From the line containing "Transcribe this image's" down to the last line of the records below, give every line again without any change.

--- --- ---

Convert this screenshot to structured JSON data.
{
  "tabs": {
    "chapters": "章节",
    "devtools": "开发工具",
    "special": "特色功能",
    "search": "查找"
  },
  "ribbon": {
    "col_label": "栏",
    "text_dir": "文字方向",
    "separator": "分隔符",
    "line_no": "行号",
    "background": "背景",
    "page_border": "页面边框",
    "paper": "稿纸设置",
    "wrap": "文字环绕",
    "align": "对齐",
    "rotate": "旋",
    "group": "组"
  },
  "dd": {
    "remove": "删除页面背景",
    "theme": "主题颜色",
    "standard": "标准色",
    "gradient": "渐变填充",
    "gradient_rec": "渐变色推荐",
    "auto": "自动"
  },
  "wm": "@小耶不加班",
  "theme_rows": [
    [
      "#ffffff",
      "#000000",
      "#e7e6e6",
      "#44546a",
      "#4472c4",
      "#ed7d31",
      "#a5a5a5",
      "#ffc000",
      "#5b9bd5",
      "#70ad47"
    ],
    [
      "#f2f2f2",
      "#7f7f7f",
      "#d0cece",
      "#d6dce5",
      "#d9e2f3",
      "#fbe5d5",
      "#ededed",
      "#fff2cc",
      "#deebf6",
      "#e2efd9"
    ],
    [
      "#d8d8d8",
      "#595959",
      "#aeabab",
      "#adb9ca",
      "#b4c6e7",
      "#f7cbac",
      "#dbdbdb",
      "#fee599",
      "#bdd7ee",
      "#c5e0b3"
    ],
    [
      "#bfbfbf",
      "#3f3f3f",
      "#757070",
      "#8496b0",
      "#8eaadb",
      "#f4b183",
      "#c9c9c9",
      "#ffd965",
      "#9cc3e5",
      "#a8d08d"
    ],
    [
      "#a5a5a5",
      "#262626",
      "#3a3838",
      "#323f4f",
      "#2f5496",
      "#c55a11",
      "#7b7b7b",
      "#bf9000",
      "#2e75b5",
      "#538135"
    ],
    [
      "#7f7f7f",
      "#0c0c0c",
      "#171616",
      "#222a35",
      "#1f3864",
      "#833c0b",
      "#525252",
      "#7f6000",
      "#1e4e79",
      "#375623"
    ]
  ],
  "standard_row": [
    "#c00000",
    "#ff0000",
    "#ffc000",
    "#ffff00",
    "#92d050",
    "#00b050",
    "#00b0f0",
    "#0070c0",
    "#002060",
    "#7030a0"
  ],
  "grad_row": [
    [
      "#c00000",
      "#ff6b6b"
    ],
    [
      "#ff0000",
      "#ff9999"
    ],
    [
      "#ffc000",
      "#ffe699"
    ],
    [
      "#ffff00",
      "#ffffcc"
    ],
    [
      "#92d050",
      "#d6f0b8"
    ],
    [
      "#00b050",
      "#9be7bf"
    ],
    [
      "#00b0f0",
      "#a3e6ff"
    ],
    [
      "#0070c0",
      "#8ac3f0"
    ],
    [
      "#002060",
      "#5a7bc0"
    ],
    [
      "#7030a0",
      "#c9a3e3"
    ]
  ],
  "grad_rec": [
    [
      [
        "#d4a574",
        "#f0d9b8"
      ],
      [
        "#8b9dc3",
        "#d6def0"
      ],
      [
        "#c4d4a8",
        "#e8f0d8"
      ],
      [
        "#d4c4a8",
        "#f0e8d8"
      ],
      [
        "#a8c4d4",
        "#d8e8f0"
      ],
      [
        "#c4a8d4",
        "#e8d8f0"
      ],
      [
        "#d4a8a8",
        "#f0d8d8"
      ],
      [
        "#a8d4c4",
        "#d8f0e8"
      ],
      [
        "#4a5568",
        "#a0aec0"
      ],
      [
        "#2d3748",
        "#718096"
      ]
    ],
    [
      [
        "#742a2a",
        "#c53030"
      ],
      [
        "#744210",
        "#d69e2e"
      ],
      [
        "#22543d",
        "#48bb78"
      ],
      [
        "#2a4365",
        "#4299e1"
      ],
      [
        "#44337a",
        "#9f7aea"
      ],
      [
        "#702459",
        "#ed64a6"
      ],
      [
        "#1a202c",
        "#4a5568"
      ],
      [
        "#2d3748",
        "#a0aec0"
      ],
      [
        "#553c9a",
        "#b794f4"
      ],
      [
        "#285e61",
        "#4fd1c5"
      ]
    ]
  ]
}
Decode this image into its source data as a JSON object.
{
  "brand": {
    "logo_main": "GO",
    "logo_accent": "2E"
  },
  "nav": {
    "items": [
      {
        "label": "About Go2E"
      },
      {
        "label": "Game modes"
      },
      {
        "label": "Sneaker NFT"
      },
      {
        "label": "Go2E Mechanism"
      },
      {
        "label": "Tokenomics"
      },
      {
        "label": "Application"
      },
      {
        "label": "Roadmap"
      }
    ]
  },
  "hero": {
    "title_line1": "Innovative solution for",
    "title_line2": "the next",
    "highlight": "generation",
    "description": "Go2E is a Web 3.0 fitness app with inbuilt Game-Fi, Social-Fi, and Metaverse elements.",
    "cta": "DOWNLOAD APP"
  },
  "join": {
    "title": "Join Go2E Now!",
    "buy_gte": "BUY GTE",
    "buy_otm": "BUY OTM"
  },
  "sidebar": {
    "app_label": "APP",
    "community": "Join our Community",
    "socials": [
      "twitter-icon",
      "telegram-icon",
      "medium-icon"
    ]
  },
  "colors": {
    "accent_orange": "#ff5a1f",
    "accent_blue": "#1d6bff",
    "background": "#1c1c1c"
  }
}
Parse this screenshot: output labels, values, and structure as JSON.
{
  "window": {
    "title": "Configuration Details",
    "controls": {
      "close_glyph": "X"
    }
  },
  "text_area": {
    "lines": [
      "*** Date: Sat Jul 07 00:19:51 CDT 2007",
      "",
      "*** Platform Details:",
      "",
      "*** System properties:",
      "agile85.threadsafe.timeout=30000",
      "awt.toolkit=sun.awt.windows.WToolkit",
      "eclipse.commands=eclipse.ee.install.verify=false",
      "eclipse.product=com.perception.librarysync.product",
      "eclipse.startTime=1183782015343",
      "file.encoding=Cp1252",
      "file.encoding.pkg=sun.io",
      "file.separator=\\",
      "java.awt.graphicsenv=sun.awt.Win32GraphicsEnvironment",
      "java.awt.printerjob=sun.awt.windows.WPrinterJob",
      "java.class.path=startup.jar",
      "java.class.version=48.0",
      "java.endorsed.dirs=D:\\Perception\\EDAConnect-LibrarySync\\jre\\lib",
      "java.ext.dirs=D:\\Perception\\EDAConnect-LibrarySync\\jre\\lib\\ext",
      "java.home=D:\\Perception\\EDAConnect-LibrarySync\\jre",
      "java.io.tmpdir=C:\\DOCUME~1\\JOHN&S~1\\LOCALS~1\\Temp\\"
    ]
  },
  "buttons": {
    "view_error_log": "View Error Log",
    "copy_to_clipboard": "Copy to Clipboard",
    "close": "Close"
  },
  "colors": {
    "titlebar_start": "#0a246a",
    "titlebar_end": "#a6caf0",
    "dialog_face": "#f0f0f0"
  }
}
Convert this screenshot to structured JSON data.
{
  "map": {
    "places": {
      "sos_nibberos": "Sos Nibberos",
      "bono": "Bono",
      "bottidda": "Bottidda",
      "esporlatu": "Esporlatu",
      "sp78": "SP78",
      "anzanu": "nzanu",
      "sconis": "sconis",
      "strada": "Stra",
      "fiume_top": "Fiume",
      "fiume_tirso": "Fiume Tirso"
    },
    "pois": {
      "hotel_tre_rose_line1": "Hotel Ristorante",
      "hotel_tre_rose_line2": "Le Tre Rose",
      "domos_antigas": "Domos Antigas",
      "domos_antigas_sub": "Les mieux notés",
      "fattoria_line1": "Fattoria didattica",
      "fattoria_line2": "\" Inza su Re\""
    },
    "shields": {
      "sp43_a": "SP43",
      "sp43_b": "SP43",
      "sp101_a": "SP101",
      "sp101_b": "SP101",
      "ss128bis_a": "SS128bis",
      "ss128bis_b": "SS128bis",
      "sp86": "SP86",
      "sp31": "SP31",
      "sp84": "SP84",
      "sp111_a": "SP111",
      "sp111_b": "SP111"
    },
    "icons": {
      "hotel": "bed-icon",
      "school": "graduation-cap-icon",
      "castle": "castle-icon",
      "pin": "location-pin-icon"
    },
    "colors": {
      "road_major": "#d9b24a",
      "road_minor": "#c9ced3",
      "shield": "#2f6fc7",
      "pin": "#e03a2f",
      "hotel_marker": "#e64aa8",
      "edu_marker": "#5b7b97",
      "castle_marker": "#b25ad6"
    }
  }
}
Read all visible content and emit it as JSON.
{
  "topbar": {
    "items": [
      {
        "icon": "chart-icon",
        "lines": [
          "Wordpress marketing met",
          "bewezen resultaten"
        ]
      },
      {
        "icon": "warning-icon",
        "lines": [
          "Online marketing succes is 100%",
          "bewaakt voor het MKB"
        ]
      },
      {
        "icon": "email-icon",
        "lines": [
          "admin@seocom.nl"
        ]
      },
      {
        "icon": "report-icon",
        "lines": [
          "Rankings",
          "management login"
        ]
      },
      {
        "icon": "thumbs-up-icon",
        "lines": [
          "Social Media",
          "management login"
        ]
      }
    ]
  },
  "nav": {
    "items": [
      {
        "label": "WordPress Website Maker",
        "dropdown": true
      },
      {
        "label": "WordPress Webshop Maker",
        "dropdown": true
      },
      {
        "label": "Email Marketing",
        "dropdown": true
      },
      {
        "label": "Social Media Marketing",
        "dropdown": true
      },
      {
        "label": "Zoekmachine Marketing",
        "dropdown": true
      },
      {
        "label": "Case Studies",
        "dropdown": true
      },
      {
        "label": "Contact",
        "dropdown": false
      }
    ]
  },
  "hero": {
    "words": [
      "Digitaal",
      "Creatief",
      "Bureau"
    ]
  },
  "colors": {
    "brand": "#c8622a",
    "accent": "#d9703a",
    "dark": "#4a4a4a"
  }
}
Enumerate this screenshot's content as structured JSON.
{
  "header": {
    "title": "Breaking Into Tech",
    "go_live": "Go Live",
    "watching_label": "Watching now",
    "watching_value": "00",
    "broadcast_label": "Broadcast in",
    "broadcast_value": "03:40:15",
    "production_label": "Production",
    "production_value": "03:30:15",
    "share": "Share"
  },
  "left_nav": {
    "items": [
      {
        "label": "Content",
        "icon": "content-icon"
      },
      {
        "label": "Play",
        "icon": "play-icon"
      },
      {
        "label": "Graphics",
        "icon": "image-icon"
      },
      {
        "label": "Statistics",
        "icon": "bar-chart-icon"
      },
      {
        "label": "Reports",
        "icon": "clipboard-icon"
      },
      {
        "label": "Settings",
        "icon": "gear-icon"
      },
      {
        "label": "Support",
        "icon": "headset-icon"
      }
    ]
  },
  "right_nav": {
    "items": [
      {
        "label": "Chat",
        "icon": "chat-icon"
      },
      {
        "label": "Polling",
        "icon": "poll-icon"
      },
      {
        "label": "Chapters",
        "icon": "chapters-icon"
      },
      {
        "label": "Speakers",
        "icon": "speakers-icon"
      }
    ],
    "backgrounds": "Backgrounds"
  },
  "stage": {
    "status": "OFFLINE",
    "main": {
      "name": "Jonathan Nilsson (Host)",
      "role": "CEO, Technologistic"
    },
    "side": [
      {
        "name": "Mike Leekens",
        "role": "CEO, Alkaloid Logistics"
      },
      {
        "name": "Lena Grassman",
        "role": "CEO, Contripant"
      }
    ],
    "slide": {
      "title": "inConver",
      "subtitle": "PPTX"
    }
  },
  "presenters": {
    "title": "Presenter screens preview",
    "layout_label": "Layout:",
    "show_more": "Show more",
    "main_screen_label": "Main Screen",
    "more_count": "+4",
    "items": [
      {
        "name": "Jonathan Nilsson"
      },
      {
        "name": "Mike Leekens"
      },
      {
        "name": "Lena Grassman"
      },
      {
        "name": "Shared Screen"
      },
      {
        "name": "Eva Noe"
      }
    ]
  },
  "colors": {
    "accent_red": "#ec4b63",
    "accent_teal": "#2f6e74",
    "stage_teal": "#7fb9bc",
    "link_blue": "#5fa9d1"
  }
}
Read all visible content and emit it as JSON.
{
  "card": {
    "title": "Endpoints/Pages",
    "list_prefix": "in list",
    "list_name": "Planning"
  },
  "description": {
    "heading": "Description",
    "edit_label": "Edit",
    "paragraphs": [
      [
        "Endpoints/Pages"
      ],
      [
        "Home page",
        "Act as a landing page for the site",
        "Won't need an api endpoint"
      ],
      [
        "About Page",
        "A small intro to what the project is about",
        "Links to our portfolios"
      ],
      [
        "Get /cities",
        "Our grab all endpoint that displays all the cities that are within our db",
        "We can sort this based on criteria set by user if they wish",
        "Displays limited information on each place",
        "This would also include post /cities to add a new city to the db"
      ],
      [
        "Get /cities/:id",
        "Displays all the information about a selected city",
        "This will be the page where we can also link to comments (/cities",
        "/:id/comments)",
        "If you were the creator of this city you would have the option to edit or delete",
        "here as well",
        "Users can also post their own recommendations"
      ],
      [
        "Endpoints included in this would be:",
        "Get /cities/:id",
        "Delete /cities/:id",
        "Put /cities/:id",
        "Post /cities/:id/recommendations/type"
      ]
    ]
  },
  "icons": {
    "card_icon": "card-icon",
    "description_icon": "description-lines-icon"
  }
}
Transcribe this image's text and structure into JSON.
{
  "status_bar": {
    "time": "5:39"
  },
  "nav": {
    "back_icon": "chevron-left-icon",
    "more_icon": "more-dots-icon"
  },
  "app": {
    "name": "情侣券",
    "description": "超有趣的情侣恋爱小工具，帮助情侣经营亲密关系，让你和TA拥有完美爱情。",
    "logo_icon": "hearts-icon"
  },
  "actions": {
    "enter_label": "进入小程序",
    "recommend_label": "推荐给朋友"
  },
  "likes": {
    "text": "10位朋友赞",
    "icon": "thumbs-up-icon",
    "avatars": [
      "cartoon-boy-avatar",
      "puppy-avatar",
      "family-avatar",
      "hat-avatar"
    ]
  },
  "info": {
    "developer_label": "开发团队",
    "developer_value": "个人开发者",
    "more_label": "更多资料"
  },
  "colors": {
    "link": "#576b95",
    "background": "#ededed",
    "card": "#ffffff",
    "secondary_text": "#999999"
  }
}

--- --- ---

(YOUR SOLUTION):
Transcribe this image's text and structure into JSON.
{
  "status_bar": {
    "time": "5:39"
  },
  "nav": {
    "back_icon": "chevron-left-icon",
    "more_icon": "more-dots-icon"
  },
  "app": {
    "name": "情侣券",
    "description": "超有趣的情侣恋爱小工具，帮助情侣经营亲密关系，让你和TA拥有完美爱情。",
    "logo_icon": "hearts-icon"
  },
  "actions": {
    "enter_label": "进入小程序",
    "recommend_label": "推荐给朋友"
  },
  "likes": {
    "text": "10位朋友赞",
    "icon": "thumbs-up-icon",
    "avatars": [
      "cartoon-boy-avatar",
      "puppy-avatar",
      "family-avatar",
      "hat-avatar"
    ]
  },
  "info": {
    "developer_label": "开发团队",
    "developer_value": "个人开发者",
    "more_label": "更多资料"
  },
  "colors": {
    "link": "#576b95",
    "background": "#ededed",
    "card": "#ffffff",
    "secondary_text": "#999999"
  }
}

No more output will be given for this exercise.